** Opening EXTRACTED DATA block **
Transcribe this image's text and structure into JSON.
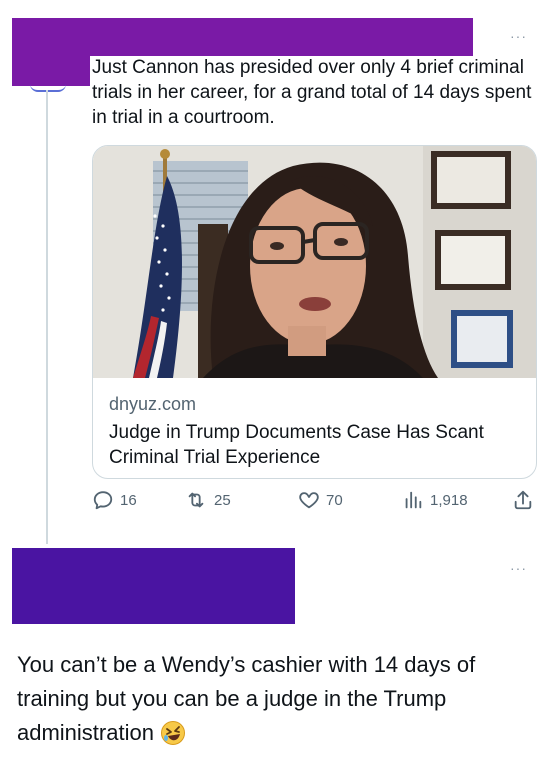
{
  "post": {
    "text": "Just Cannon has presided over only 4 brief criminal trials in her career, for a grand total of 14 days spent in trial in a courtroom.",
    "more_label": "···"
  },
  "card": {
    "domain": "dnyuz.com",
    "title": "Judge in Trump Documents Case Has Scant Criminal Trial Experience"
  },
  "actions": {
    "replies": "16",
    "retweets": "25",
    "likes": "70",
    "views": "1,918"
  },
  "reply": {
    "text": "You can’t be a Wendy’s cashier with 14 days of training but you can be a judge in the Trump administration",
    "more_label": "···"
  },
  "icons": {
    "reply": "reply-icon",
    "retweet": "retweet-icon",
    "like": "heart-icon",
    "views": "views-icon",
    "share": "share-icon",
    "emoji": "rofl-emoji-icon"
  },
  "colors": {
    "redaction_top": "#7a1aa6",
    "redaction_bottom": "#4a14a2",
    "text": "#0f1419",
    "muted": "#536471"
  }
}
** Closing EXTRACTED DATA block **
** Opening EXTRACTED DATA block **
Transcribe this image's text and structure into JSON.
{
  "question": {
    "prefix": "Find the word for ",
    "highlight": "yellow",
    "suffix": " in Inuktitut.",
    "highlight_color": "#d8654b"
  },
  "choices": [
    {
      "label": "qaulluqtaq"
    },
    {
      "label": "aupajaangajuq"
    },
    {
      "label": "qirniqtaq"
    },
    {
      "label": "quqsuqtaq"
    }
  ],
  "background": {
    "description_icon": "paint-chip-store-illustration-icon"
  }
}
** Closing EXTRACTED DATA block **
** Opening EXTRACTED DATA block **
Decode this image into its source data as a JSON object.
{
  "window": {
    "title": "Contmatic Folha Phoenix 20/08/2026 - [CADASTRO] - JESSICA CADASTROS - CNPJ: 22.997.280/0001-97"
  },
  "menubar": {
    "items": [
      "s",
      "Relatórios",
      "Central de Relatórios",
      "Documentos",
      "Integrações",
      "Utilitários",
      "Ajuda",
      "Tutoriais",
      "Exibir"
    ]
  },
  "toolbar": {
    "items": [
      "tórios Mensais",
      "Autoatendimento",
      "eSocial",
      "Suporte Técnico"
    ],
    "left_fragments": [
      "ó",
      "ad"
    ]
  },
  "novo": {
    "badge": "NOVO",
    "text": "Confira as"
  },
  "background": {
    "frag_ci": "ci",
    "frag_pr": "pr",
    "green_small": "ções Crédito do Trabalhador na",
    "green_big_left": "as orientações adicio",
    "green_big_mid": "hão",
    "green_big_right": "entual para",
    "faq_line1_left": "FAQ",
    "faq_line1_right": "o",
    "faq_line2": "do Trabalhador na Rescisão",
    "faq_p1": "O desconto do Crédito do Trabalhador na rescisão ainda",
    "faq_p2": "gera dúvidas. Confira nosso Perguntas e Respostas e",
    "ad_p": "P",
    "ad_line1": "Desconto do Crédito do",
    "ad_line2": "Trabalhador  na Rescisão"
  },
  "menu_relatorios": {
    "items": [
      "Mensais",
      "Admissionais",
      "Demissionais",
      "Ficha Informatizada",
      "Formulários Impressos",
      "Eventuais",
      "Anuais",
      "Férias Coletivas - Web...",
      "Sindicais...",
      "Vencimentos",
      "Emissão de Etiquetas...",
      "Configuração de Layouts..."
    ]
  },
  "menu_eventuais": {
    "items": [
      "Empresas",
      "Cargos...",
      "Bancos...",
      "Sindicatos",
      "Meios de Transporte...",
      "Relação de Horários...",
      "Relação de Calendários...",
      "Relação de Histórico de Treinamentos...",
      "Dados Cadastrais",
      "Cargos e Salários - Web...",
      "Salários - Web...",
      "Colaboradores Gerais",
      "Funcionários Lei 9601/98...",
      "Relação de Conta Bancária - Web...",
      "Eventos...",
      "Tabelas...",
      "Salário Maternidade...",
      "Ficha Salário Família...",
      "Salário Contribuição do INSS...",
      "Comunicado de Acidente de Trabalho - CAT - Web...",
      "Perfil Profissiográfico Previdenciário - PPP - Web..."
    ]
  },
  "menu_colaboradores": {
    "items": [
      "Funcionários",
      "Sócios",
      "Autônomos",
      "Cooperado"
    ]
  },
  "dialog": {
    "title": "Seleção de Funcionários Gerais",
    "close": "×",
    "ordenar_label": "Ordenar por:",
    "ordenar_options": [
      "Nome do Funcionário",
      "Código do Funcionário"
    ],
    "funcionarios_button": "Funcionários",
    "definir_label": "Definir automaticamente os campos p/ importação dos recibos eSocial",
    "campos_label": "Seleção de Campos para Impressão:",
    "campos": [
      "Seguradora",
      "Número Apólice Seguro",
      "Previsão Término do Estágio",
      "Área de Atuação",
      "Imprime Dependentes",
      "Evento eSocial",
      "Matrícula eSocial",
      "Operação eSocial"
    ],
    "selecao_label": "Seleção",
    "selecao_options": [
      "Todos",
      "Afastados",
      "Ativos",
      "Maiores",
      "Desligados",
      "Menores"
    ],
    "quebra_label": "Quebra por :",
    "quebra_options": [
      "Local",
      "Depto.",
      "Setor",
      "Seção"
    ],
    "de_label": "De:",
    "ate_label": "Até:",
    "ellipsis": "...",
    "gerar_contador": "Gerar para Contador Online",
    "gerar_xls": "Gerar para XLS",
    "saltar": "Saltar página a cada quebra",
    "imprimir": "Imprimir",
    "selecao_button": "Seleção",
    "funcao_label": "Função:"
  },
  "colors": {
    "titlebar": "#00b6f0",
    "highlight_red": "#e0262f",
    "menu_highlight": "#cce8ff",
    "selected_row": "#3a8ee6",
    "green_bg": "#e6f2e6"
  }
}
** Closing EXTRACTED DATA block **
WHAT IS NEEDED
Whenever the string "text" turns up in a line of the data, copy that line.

TASK RESULT
Transcribe this image's text and structure into JSON.
    "text": "Just Cannon has presided over only 4 brief criminal trials in her career, for a grand total of 14 days spent in trial in a courtroom.",
    "text": "You can’t be a Wendy’s cashier with 14 days of training but you can be a judge in the Trump administration",
    "text": "#0f1419",
Transcribe this image's text and structure into JSON.
    "text": "Confira as"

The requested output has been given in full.